Many of the stories in A Basket of Apples are told from the perspective of Sarah Glicksman, the author’s alter-ego, raised by a Rumanian father and Russian stepmother. These stories are linked, and are about the links between people: an aunt and her long-lost nephew, a stepmother and orphans, sisters and brothers. Faessler is a particularly keen observer of flawed marriages that begin with a marriage broker and end when one partner dies. She takes a long, honest look at the way Sarah’s father, who has all the economic power, is capable of harming his wife:
“More than once with one swipe of his hand my father would send a few plates crashing to the floor and stalk out. She’d sit a minute looking in our faces, one by one, then start twirling her thumbs and talking to herself. What had she done now?
“Eat!” she’d admonish us, and leaving the table would go to the mirror over the kitchen sink and ask herself face to face, “What did I do now?””
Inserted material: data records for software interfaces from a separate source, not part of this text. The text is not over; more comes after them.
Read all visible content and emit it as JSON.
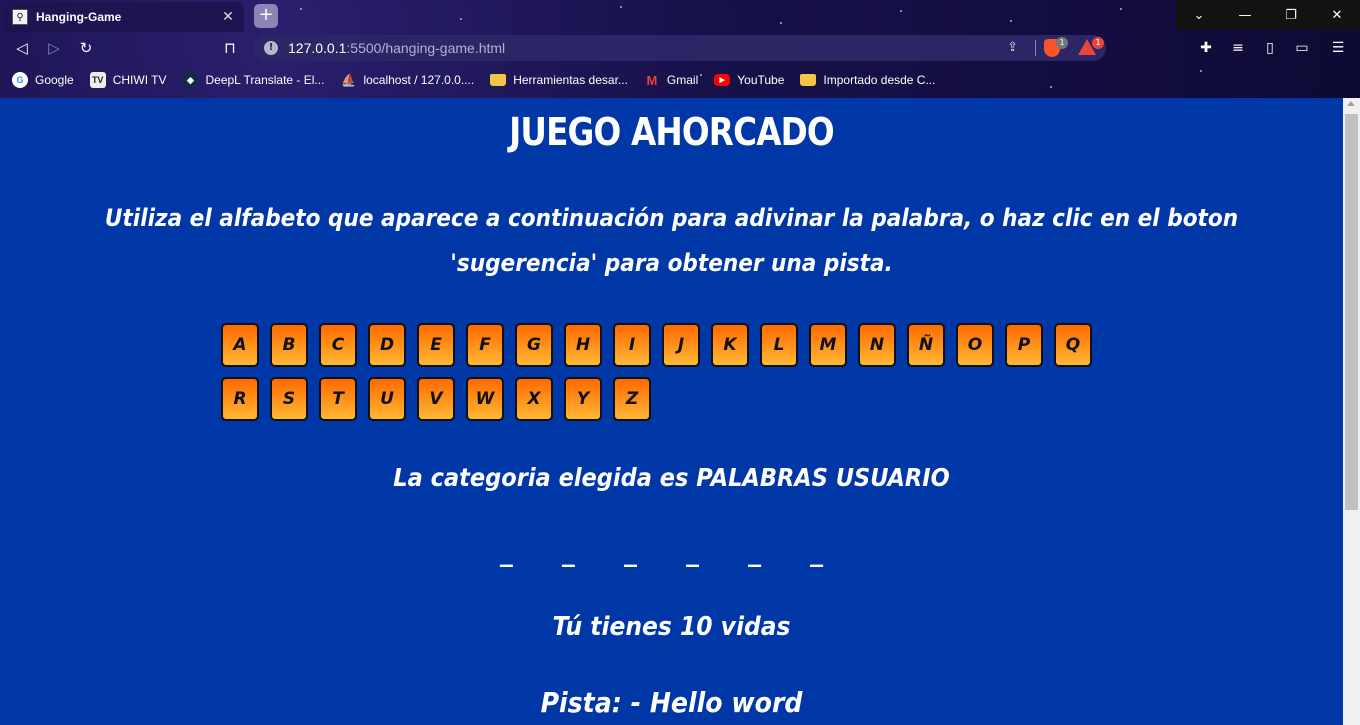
{
  "browser": {
    "tab_title": "Hanging-Game",
    "new_tab": "+",
    "url_host": "127.0.0.1",
    "url_path": ":5500/hanging-game.html",
    "shield_badge": "1",
    "alert_badge": "1"
  },
  "bookmarks": [
    {
      "label": "Google",
      "icon": "google-icon"
    },
    {
      "label": "CHIWI TV",
      "icon": "tv-icon"
    },
    {
      "label": "DeepL Translate - El...",
      "icon": "deepl-icon"
    },
    {
      "label": "localhost / 127.0.0....",
      "icon": "phpmyadmin-icon"
    },
    {
      "label": "Herramientas desar...",
      "icon": "folder-icon"
    },
    {
      "label": "Gmail",
      "icon": "gmail-icon"
    },
    {
      "label": "YouTube",
      "icon": "youtube-icon"
    },
    {
      "label": "Importado desde C...",
      "icon": "folder-icon"
    }
  ],
  "game": {
    "title": "JUEGO AHORCADO",
    "instructions": "Utiliza el alfabeto que aparece a continuación para adivinar la palabra, o haz clic en el boton 'sugerencia' para obtener una pista.",
    "letters_row1": [
      "A",
      "B",
      "C",
      "D",
      "E",
      "F",
      "G",
      "H",
      "I",
      "J",
      "K",
      "L",
      "M",
      "N",
      "Ñ",
      "O",
      "P",
      "Q"
    ],
    "letters_row2": [
      "R",
      "S",
      "T",
      "U",
      "V",
      "W",
      "X",
      "Y",
      "Z"
    ],
    "category": "La categoria elegida es PALABRAS USUARIO",
    "word": "_ _ _ _ _ _",
    "lives": "Tú tienes 10 vidas",
    "hint": "Pista: - Hello word"
  },
  "colors": {
    "page_bg": "#0037a6",
    "key_top": "#ff6a00",
    "key_bottom": "#ffb836"
  }
}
But Faessler also shows the toughness of Sarah’s stepmother, the miraculous way this woman maintains her wicked humor and sweetness. And she shows the vulnerability of the husband, who despite his temper, will soak his wife’s feet and “scrape away with a razor blade at her calluses and corns.”
Faessler is also marvelous when she writes about the ways mothers and daughters love and irritate each other:
“Why doesn’t she cut down on the bread, does she have to drink twenty glasses of tea a day? No wonder her feet are sore, carrying around all that weight…” reflects Sarah about her stepmother, only to state, a few pages later: “She breaks my heart. I want to put my arms around her, but I can’t do it.”
This relationship between stepmother Chayele and her children is the heart of the book. Tragedy doesn’t strike in these pages, but there are devastating scenes of Chayele’s stepchildren arguing over how to tell her that their father, her husband, has died—after he refused to inform his wife that he had cancer in the first place, in an attempt to spare her feelings.
“What kind of life is it to be alone?” this book asks, then starkly shows that when a wife dies, the husband will mourn her and remarry. But when a husband dies, the women deal with a more profound loneliness, struggling on in houses that are too big for them, with housework they are no longer inspired to do, relying on children who nag and adore them but are unable or unwilling to take them in.
This is a terribly realist book, unapologetically specific to its setting, but also a book that shows us humanity at its most universal. Through its tender and ironic depictions of Auntie Chayele, Pinnie the Intellectual, and other characters who are somehow both larger-than-life and humbly real, these stories capture the deep love and heart-stopping grief of ordinary lives.
Deborah Willis was born and raised in Calgary, Alberta. Her fiction has appeared in The Walrus, The Virginia Quarterly, The Iowa Review, Lucky Peach, and Zoetrope. Her first book, Vanishing and Other Stories, was named one of the the Globe and Mail‘s Best Books of 2009, and was nominated for the Governor General’s Award. Her second collection of short stories, The Dark and Other Love Stories, is out now.
For original poetry, fiction, art song and art, please visit our magazine at www.memorious.org.